## [What is required]
Wherever the string "date" turns up in the data, copy the whole line.

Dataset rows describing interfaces

--- START ---

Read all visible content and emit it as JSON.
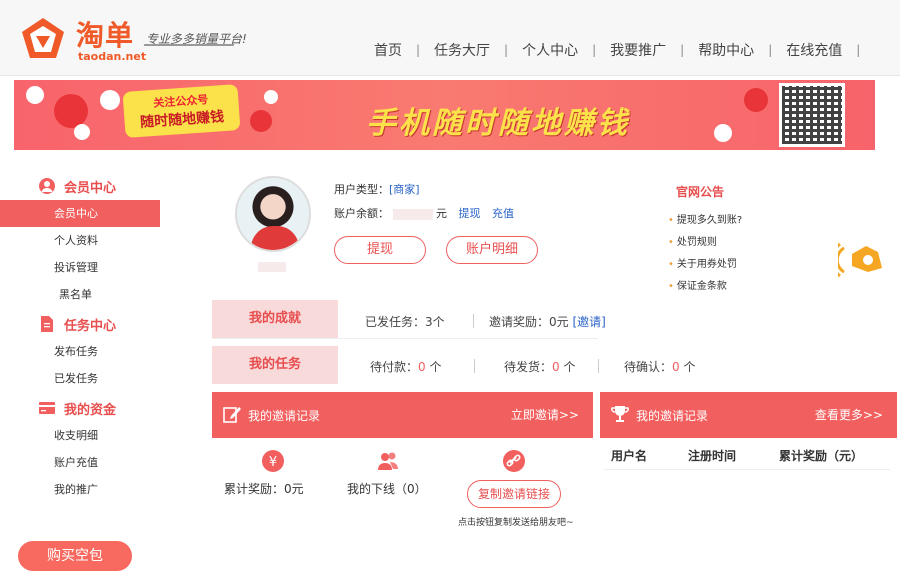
{
  "brand": {
    "logo_cn": "淘单",
    "logo_en": "taodan.net",
    "slogan": "专业多多销量平台!"
  },
  "nav": {
    "items": [
      "首页",
      "任务大厅",
      "个人中心",
      "我要推广",
      "帮助中心",
      "在线充值"
    ]
  },
  "banner": {
    "pill_top": "关注公众号",
    "pill_bottom": "随时随地赚钱",
    "headline": "手机随时随地赚钱"
  },
  "sidebar": {
    "groups": [
      {
        "title": "会员中心",
        "items": [
          "会员中心",
          "个人资料",
          "投诉管理",
          "黑名单"
        ]
      },
      {
        "title": "任务中心",
        "items": [
          "发布任务",
          "已发任务"
        ]
      },
      {
        "title": "我的资金",
        "items": [
          "收支明细",
          "账户充值",
          "我的推广"
        ]
      }
    ],
    "buy_button": "购买空包"
  },
  "profile": {
    "user_type_label": "用户类型：",
    "user_type_value": "[商家]",
    "balance_label": "账户余额：",
    "balance_unit": "元",
    "withdraw_link": "提现",
    "recharge_link": "充值",
    "withdraw_button": "提现",
    "detail_button": "账户明细"
  },
  "notices": {
    "title": "官网公告",
    "items": [
      "提现多久到账?",
      "处罚规则",
      "关于用券处罚",
      "保证金条款"
    ]
  },
  "achievement": {
    "label": "我的成就",
    "published": "已发任务：3个",
    "reward_text": "邀请奖励：0元",
    "invite_link": "[邀请]"
  },
  "tasks": {
    "label": "我的任务",
    "pending_pay_label": "待付款：",
    "pending_pay_value": "0",
    "pending_ship_label": "待发货：",
    "pending_ship_value": "0",
    "pending_confirm_label": "待确认：",
    "pending_confirm_value": "0",
    "unit": " 个"
  },
  "invite_panel": {
    "title": "我的邀请记录",
    "action": "立即邀请>>",
    "total_reward": "累计奖励：0元",
    "downline": "我的下线（0）",
    "copy_button": "复制邀请链接",
    "copy_hint": "点击按钮复制发送给朋友吧~"
  },
  "record_panel": {
    "title": "我的邀请记录",
    "action": "查看更多>>",
    "columns": [
      "用户名",
      "注册时间",
      "累计奖励（元）"
    ]
  },
  "colors": {
    "accent": "#f25f5f",
    "brand_orange": "#f05a28",
    "link_blue": "#2a63c8",
    "banner_yellow": "#fce24a"
  }
}
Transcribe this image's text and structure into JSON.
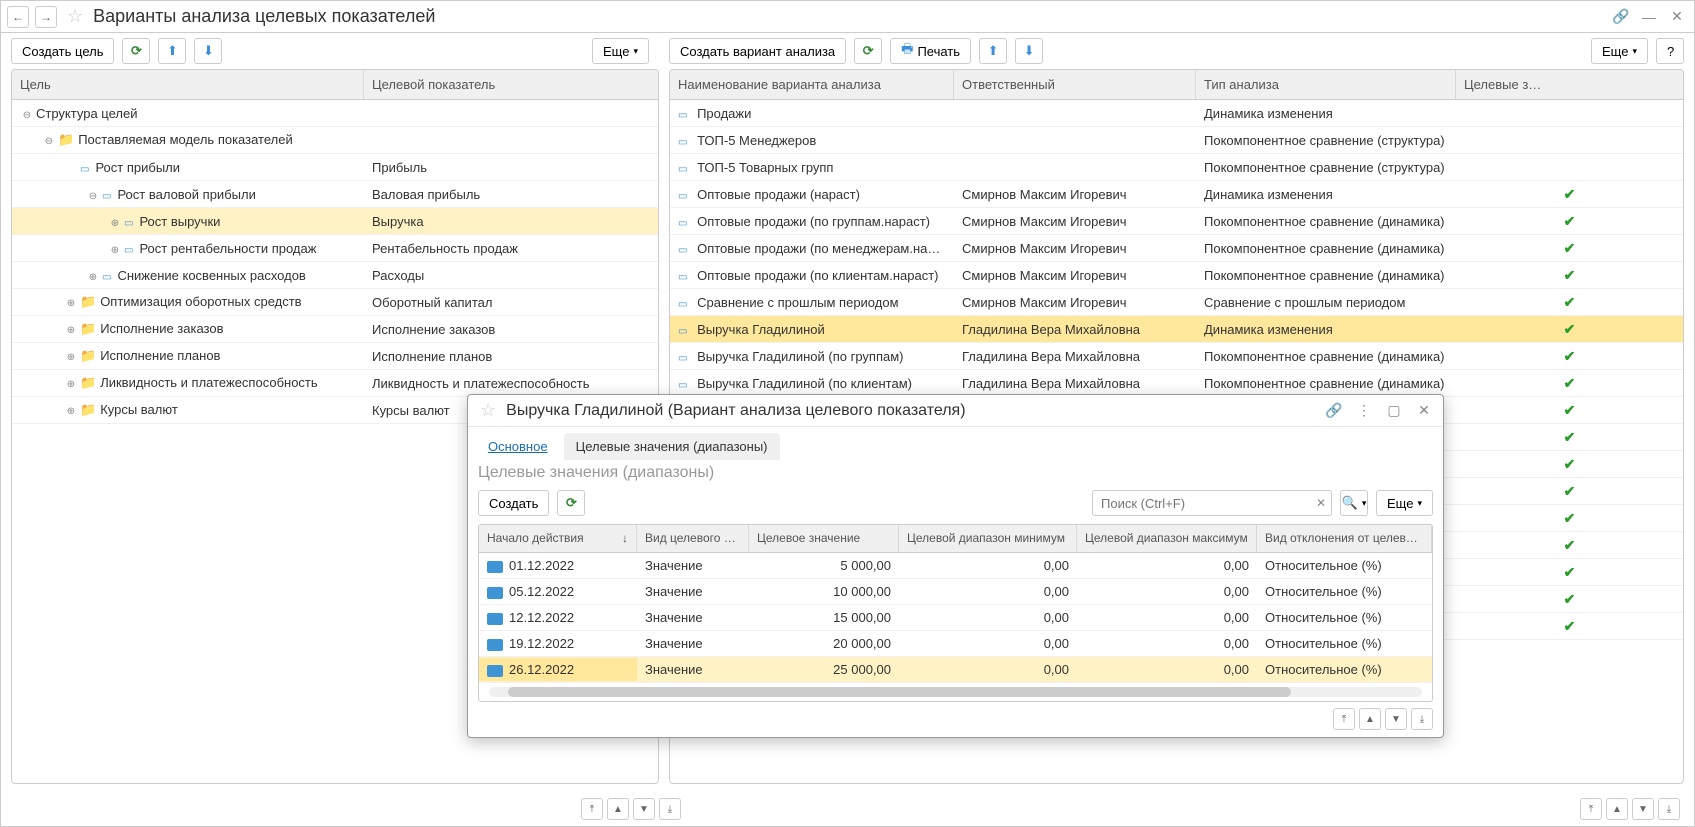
{
  "title": "Варианты анализа целевых показателей",
  "leftToolbar": {
    "createGoal": "Создать цель",
    "more": "Еще"
  },
  "rightToolbar": {
    "createVariant": "Создать вариант анализа",
    "print": "Печать",
    "more": "Еще",
    "help": "?"
  },
  "leftHeaders": {
    "goal": "Цель",
    "indicator": "Целевой показатель"
  },
  "tree": [
    {
      "level": 0,
      "exp": "-",
      "icon": "",
      "label": "Структура целей",
      "indicator": ""
    },
    {
      "level": 1,
      "exp": "-",
      "icon": "folder",
      "label": "Поставляемая модель показателей",
      "indicator": ""
    },
    {
      "level": 2,
      "exp": "",
      "icon": "node",
      "label": "Рост прибыли",
      "indicator": "Прибыль"
    },
    {
      "level": 3,
      "exp": "-",
      "icon": "node",
      "label": "Рост валовой прибыли",
      "indicator": "Валовая прибыль"
    },
    {
      "level": 4,
      "exp": "+",
      "icon": "node",
      "label": "Рост выручки",
      "indicator": "Выручка",
      "sel": true
    },
    {
      "level": 4,
      "exp": "+",
      "icon": "node",
      "label": "Рост рентабельности продаж",
      "indicator": "Рентабельность продаж"
    },
    {
      "level": 3,
      "exp": "+",
      "icon": "node",
      "label": "Снижение косвенных расходов",
      "indicator": "Расходы"
    },
    {
      "level": 2,
      "exp": "+",
      "icon": "folder",
      "label": "Оптимизация оборотных средств",
      "indicator": "Оборотный капитал"
    },
    {
      "level": 2,
      "exp": "+",
      "icon": "folder",
      "label": "Исполнение заказов",
      "indicator": "Исполнение заказов"
    },
    {
      "level": 2,
      "exp": "+",
      "icon": "folder",
      "label": "Исполнение планов",
      "indicator": "Исполнение планов"
    },
    {
      "level": 2,
      "exp": "+",
      "icon": "folder",
      "label": "Ликвидность и платежеспособность",
      "indicator": "Ликвидность и платежеспособность"
    },
    {
      "level": 2,
      "exp": "+",
      "icon": "folder",
      "label": "Курсы валют",
      "indicator": "Курсы валют"
    }
  ],
  "rightHeaders": {
    "name": "Наименование варианта анализа",
    "resp": "Ответственный",
    "type": "Тип анализа",
    "targets": "Целевые з…"
  },
  "variants": [
    {
      "name": "Продажи",
      "resp": "",
      "type": "Динамика изменения",
      "check": false
    },
    {
      "name": "ТОП-5 Менеджеров",
      "resp": "",
      "type": "Покомпонентное сравнение (структура)",
      "check": false
    },
    {
      "name": "ТОП-5 Товарных групп",
      "resp": "",
      "type": "Покомпонентное сравнение (структура)",
      "check": false
    },
    {
      "name": "Оптовые продажи (нараст)",
      "resp": "Смирнов Максим Игоревич",
      "type": "Динамика изменения",
      "check": true
    },
    {
      "name": "Оптовые продажи (по группам.нараст)",
      "resp": "Смирнов Максим Игоревич",
      "type": "Покомпонентное сравнение (динамика)",
      "check": true
    },
    {
      "name": "Оптовые продажи (по менеджерам.нараст)",
      "resp": "Смирнов Максим Игоревич",
      "type": "Покомпонентное сравнение (динамика)",
      "check": true
    },
    {
      "name": "Оптовые продажи (по клиентам.нараст)",
      "resp": "Смирнов Максим Игоревич",
      "type": "Покомпонентное сравнение (динамика)",
      "check": true
    },
    {
      "name": "Сравнение с прошлым периодом",
      "resp": "Смирнов Максим Игоревич",
      "type": "Сравнение с прошлым периодом",
      "check": true
    },
    {
      "name": "Выручка Гладилиной",
      "resp": "Гладилина Вера Михайловна",
      "type": "Динамика изменения",
      "check": true,
      "sel": true
    },
    {
      "name": "Выручка Гладилиной (по группам)",
      "resp": "Гладилина Вера Михайловна",
      "type": "Покомпонентное сравнение (динамика)",
      "check": true
    },
    {
      "name": "Выручка Гладилиной (по клиентам)",
      "resp": "Гладилина Вера Михайловна",
      "type": "Покомпонентное сравнение (динамика)",
      "check": true
    },
    {
      "name": "",
      "resp": "",
      "type": "",
      "check": true
    },
    {
      "name": "",
      "resp": "",
      "type": "",
      "check": true
    },
    {
      "name": "",
      "resp": "",
      "type": "",
      "check": true
    },
    {
      "name": "",
      "resp": "",
      "type": "",
      "check": true
    },
    {
      "name": "",
      "resp": "",
      "type": "",
      "check": true
    },
    {
      "name": "",
      "resp": "",
      "type": "",
      "check": true
    },
    {
      "name": "",
      "resp": "",
      "type": "",
      "check": true
    },
    {
      "name": "",
      "resp": "",
      "type": "",
      "check": true
    },
    {
      "name": "",
      "resp": "",
      "type": "",
      "check": true
    }
  ],
  "popup": {
    "title": "Выручка Гладилиной (Вариант анализа целевого показателя)",
    "tabs": {
      "main": "Основное",
      "targets": "Целевые значения (диапазоны)"
    },
    "subtitle": "Целевые значения (диапазоны)",
    "create": "Создать",
    "searchPlaceholder": "Поиск (Ctrl+F)",
    "more": "Еще",
    "headers": {
      "start": "Начало действия",
      "kind": "Вид целевого з…",
      "value": "Целевое значение",
      "min": "Целевой диапазон минимум",
      "max": "Целевой диапазон максимум",
      "dev": "Вид отклонения от целевог…"
    },
    "rows": [
      {
        "start": "01.12.2022",
        "kind": "Значение",
        "value": "5 000,00",
        "min": "0,00",
        "max": "0,00",
        "dev": "Относительное (%)"
      },
      {
        "start": "05.12.2022",
        "kind": "Значение",
        "value": "10 000,00",
        "min": "0,00",
        "max": "0,00",
        "dev": "Относительное (%)"
      },
      {
        "start": "12.12.2022",
        "kind": "Значение",
        "value": "15 000,00",
        "min": "0,00",
        "max": "0,00",
        "dev": "Относительное (%)"
      },
      {
        "start": "19.12.2022",
        "kind": "Значение",
        "value": "20 000,00",
        "min": "0,00",
        "max": "0,00",
        "dev": "Относительное (%)"
      },
      {
        "start": "26.12.2022",
        "kind": "Значение",
        "value": "25 000,00",
        "min": "0,00",
        "max": "0,00",
        "dev": "Относительное (%)",
        "sel": true
      }
    ]
  }
}
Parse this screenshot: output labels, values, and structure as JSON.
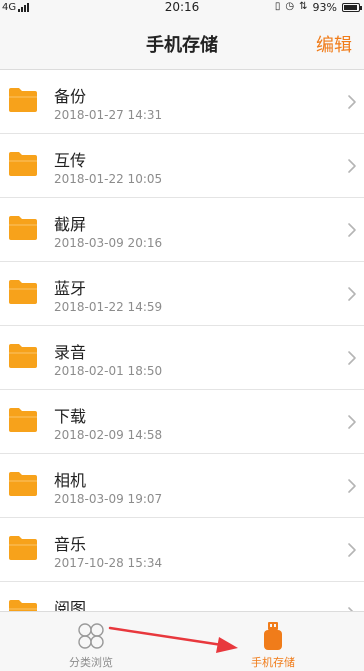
{
  "status_bar": {
    "network": "4G",
    "time": "20:16",
    "battery_percent": "93%",
    "battery_level": 0.93
  },
  "nav": {
    "title": "手机存储",
    "edit_label": "编辑"
  },
  "files": [
    {
      "name": "备份",
      "date": "2018-01-27 14:31"
    },
    {
      "name": "互传",
      "date": "2018-01-22 10:05"
    },
    {
      "name": "截屏",
      "date": "2018-03-09 20:16"
    },
    {
      "name": "蓝牙",
      "date": "2018-01-22 14:59"
    },
    {
      "name": "录音",
      "date": "2018-02-01 18:50"
    },
    {
      "name": "下载",
      "date": "2018-02-09 14:58"
    },
    {
      "name": "相机",
      "date": "2018-03-09 19:07"
    },
    {
      "name": "音乐",
      "date": "2017-10-28 15:34"
    },
    {
      "name": "阅图",
      "date": ""
    }
  ],
  "tabs": [
    {
      "label": "分类浏览",
      "icon": "category-grid-icon",
      "active": false
    },
    {
      "label": "手机存储",
      "icon": "phone-storage-icon",
      "active": true
    }
  ],
  "colors": {
    "accent": "#f07c1a",
    "folder": "#f7a21b",
    "annotation_arrow": "#e8383d"
  }
}
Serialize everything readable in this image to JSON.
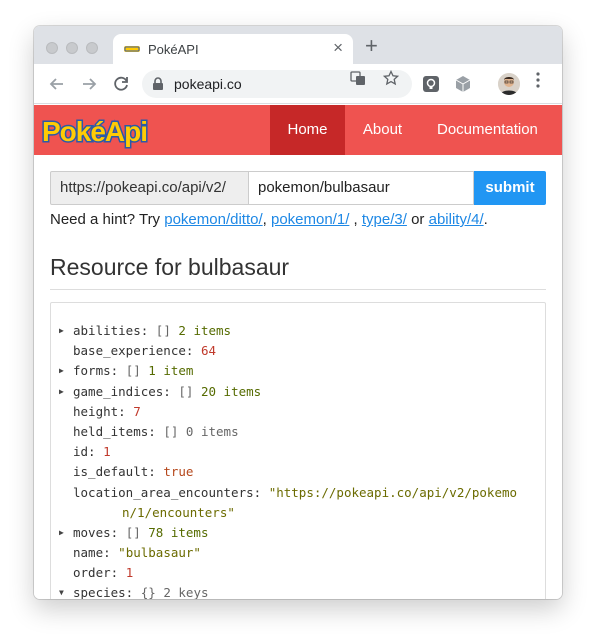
{
  "browser": {
    "tab_title": "PokéAPI",
    "new_tab_symbol": "+",
    "close_symbol": "×",
    "url": "pokeapi.co"
  },
  "site": {
    "logo_text": "PokéApi",
    "nav": {
      "home": "Home",
      "about": "About",
      "documentation": "Documentation"
    },
    "colors": {
      "brand": "#ef5350",
      "active": "#c62828",
      "submit": "#2196f3",
      "link": "#1e88e5"
    }
  },
  "search": {
    "prefix": "https://pokeapi.co/api/v2/",
    "value": "pokemon/bulbasaur",
    "submit_label": "submit"
  },
  "hint": {
    "lead": "Need a hint? Try ",
    "link1": "pokemon/ditto/",
    "sep1": ", ",
    "link2": "pokemon/1/",
    "sep2": " , ",
    "link3": "type/3/",
    "sep3": " or ",
    "link4": "ability/4/",
    "end": "."
  },
  "resource": {
    "heading": "Resource for bulbasaur",
    "rows": {
      "abilities": {
        "key": "abilities:",
        "bracket": "[]",
        "count": "2 items"
      },
      "base_experience": {
        "key": "base_experience:",
        "value": "64"
      },
      "forms": {
        "key": "forms:",
        "bracket": "[]",
        "count": "1 item"
      },
      "game_indices": {
        "key": "game_indices:",
        "bracket": "[]",
        "count": "20 items"
      },
      "height": {
        "key": "height:",
        "value": "7"
      },
      "held_items": {
        "key": "held_items:",
        "bracket": "[]",
        "count": "0 items"
      },
      "id": {
        "key": "id:",
        "value": "1"
      },
      "is_default": {
        "key": "is_default:",
        "value": "true"
      },
      "location_area_encounters": {
        "key": "location_area_encounters:",
        "value_line1": "\"https://pokeapi.co/api/v2/pokemo",
        "value_line2": "n/1/encounters\""
      },
      "moves": {
        "key": "moves:",
        "bracket": "[]",
        "count": "78 items"
      },
      "name": {
        "key": "name:",
        "value": "\"bulbasaur\""
      },
      "order": {
        "key": "order:",
        "value": "1"
      },
      "species": {
        "key": "species:",
        "bracket": "{}",
        "count": "2 keys"
      }
    }
  }
}
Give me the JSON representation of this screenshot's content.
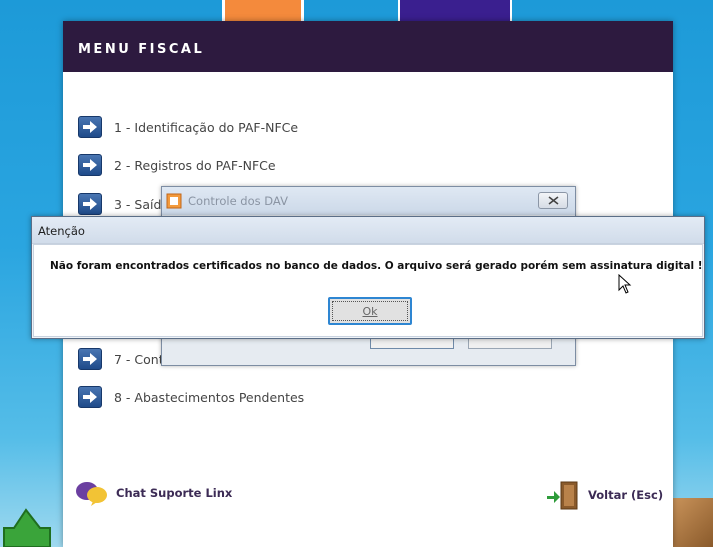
{
  "menu": {
    "title": "MENU FISCAL",
    "items": [
      {
        "label": "1 - Identificação do PAF-NFCe"
      },
      {
        "label": "2 - Registros do PAF-NFCe"
      },
      {
        "label": "3 - Saíd"
      },
      {
        "label": "7 - Cont"
      },
      {
        "label": "8 - Abastecimentos Pendentes"
      }
    ]
  },
  "footer": {
    "chat_label": "Chat Suporte Linx",
    "back_label": "Voltar (Esc)"
  },
  "dav_dialog": {
    "title": "Controle dos DAV"
  },
  "alert": {
    "title": "Atenção",
    "message": "Não foram encontrados certificados no banco de dados. O arquivo será gerado porém sem assinatura digital !",
    "ok_label": "Ok"
  },
  "colors": {
    "header_bg": "#2d1a3f",
    "accent_blue": "#2e86d2",
    "arrow_icon": "#2a5a9e"
  }
}
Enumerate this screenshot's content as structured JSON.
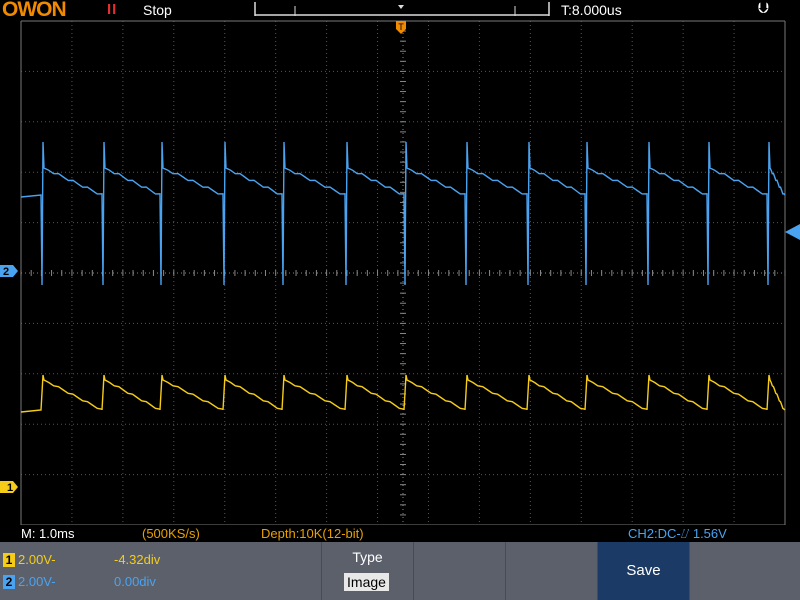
{
  "brand": {
    "logo_text": "OWON",
    "color": "#f08a00"
  },
  "status": {
    "run_icon": "pause-icon",
    "state": "Stop",
    "timebase_offset": "T:8.000us",
    "usb_icon": "usb-icon"
  },
  "markers": {
    "trigger_top": "T",
    "ch2_marker": "2",
    "ch1_marker": "1"
  },
  "info": {
    "timebase": "M: 1.0ms",
    "sample_rate": "(500KS/s)",
    "depth": "Depth:10K(12-bit)",
    "trigger": "CH2:DC-⌰ 1.56V"
  },
  "channels": [
    {
      "number": "1",
      "scale": "2.00V-",
      "position": "-4.32div",
      "color": "#f5cc18"
    },
    {
      "number": "2",
      "scale": "2.00V-",
      "position": "0.00div",
      "color": "#4aa3f0"
    }
  ],
  "menu": {
    "type_label": "Type",
    "type_value": "Image",
    "save_label": "Save"
  },
  "colors": {
    "ch1": "#f5cc18",
    "ch2": "#4aa3f0",
    "grid": "#5a5a5a",
    "menu_bg": "#5b606b",
    "save_bg": "#1b3a66",
    "info_text": "#e8a000"
  }
}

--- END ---

## [Your solution]
      "date": "2018-01-27 14:31"
      "date": "2018-01-22 10:05"
      "date": "2018-03-09 20:16"
      "date": "2018-01-22 14:59"
      "date": "2018-02-01 18:50"
      "date": "2018-02-09 14:58"
      "date": "2018-03-09 19:07"
      "date": "2017-10-28 15:34"
      "date": ""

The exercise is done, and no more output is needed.